Though events throughout the week were fraught with harmless mishaps, the dinner show at Club Sirio was flawless. It was entitled “Leyla Suria “ (Nights of Syria). Every detail was taken care of, from the handmade belly dance costumes on Barbie dolls decorating each table, to plate after plate of delicious homemade Middle Eastern food that kept coming in a never-ending feast to every table. The music was great, and the planning of the show was lively and varied. Adorable dance numbers with little kids in lavish costumes, more sophisticated choreographies by the older dancers, Syrian songs that drew emotion from the audience when Youssef sung them, and solo dances by Tania and I were interspersed with such timing that there was never a dull or monotonous moment. When the band finished, a DJ took over. He began to play modern Arabic songs, which soon segued into “Cumbias,” which are originally Colombian, but now form one of the most popular music styles in Argentina, especially when it comes time to party, then 1950’s American Rock, Spanish techno, and so on. We danced ourselves into a frenzy—“we” meaning everyone from older generation Syrians, who danced to the Spanish songs with Arabic steps, to the younger ones. The party ended reluctantly at 5:30 a.m., and we were all glad that the flood had happened last night, and had spared this wonderful evening.
I stayed in Salta five more days to drink in the culture, attending a “Doma” (Gaucho rodeo), and a concert where four local folksingers called “Los Nocheros,” who have become nationally famous, returned to Salta to give a concert. They drove the audience to such an emotional high that I was swept away as well. I saw a dance concert that included dancers from Salta who travel to Ireland to study step dancing, and it was some of the best of the genre I have seen outside of Riverdance.
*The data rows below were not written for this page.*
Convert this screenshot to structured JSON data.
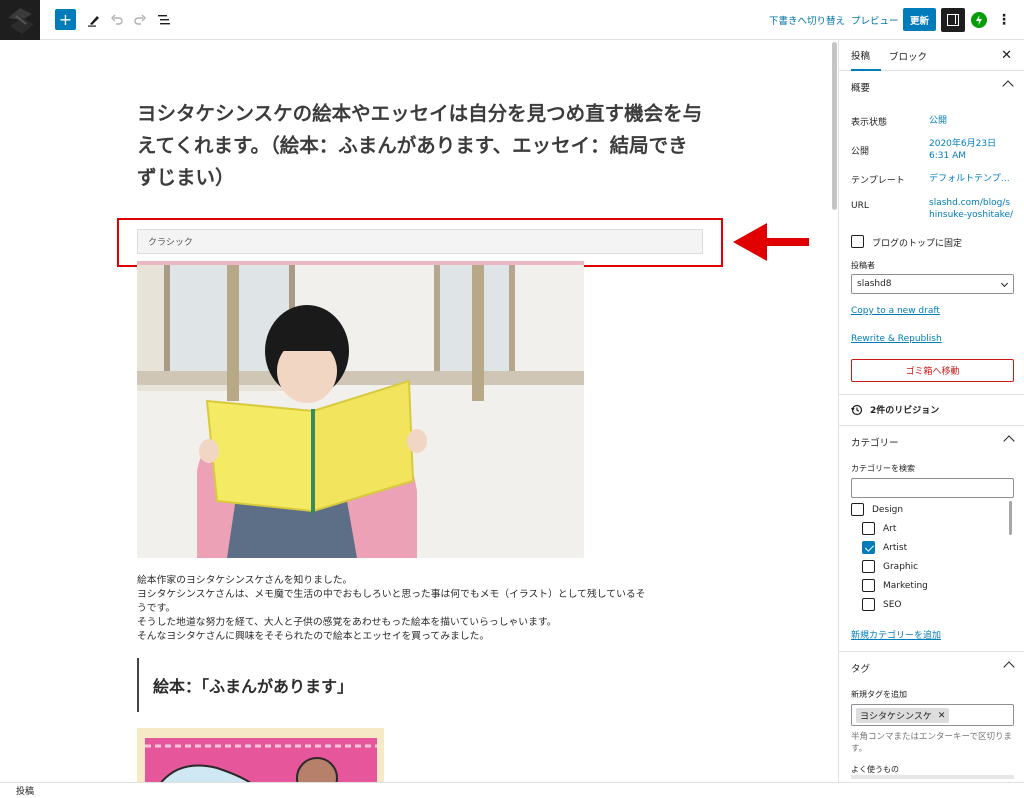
{
  "toolbar": {
    "add_icon": "plus-icon",
    "draft_switch": "下書きへ切り替え",
    "preview": "プレビュー",
    "update": "更新"
  },
  "post": {
    "title": "ヨシタケシンスケの絵本やエッセイは自分を見つめ直す機会を与えてくれます。（絵本：ふまんがあります、エッセイ：結局できずじまい）",
    "classic_label": "クラシック",
    "paragraphs": [
      "絵本作家のヨシタケシンスケさんを知りました。",
      "ヨシタケシンスケさんは、メモ魔で生活の中でおもしろいと思った事は何でもメモ（イラスト）として残しているそ",
      "うです。",
      "そうした地道な努力を経て、大人と子供の感覚をあわせもった絵本を描いていらっしゃいます。",
      "そんなヨシタケさんに興味をそそられたので絵本とエッセイを買ってみました。"
    ],
    "subheading": "絵本：「ふまんがあります」"
  },
  "sidebar": {
    "tabs": [
      "投稿",
      "ブロック"
    ],
    "summary": {
      "title": "概要",
      "visibility_label": "表示状態",
      "visibility_value": "公開",
      "publish_label": "公開",
      "publish_value": "2020年6月23日 6:31 AM",
      "template_label": "テンプレート",
      "template_value": "デフォルトテンプ…",
      "url_label": "URL",
      "url_value": "slashd.com/blog/shinsuke-yoshitake/",
      "sticky_label": "ブログのトップに固定",
      "author_label": "投稿者",
      "author_value": "slashd8",
      "copy_draft": "Copy to a new draft",
      "rewrite": "Rewrite & Republish",
      "trash": "ゴミ箱へ移動"
    },
    "revisions": "2件のリビジョン",
    "categories": {
      "title": "カテゴリー",
      "search_label": "カテゴリーを検索",
      "items": [
        {
          "label": "Design",
          "checked": false
        },
        {
          "label": "Art",
          "checked": false
        },
        {
          "label": "Artist",
          "checked": true
        },
        {
          "label": "Graphic",
          "checked": false
        },
        {
          "label": "Marketing",
          "checked": false
        },
        {
          "label": "SEO",
          "checked": false
        }
      ],
      "add_new": "新規カテゴリーを追加"
    },
    "tags": {
      "title": "タグ",
      "add_label": "新規タグを追加",
      "chip": "ヨシタケシンスケ",
      "help": "半角コンマまたはエンターキーで区切ります。",
      "frequent": "よく使うもの"
    }
  },
  "statusbar": {
    "breadcrumb": "投稿"
  },
  "colors": {
    "accent": "#007cba",
    "danger": "#cc1818",
    "highlight": "#e00000"
  }
}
I watched videos with Tania of dance events she has participated in throughout Argentina, Bolivia, and Paraguay. It is amazing the amount of interest in Middle Eastern dance that is surging throughout the region. There is a dancer from Sao Paulo, Brazil named Nuria who travels to many of the smaller cities to teach workshops. In Brazilian towns of all sizes and in all areas, interest in Middle Eastern dance has spread like wildfire, even more than in Argentina. It is amazing to see how far this dance has come in a few short years in places where I was once the only reminder of a forgotten and mysterious dance. In Miami, the Colombian singer, Shakira, who is of Arab-Colombian descent, has had an important impact on the popularity of Middle Eastern dance with her song “ Ojos así,” which combines Spanish rock with Arabic music. She dances with jeans and a hip scarf as she sings, and after her concerts, my classes swell. In Salta, they used that song a lot, and many agree that Shakira is one of the many contributing factors to the belly dance resurgence, and they are eagerly awaiting her next Spanish-Arabic song.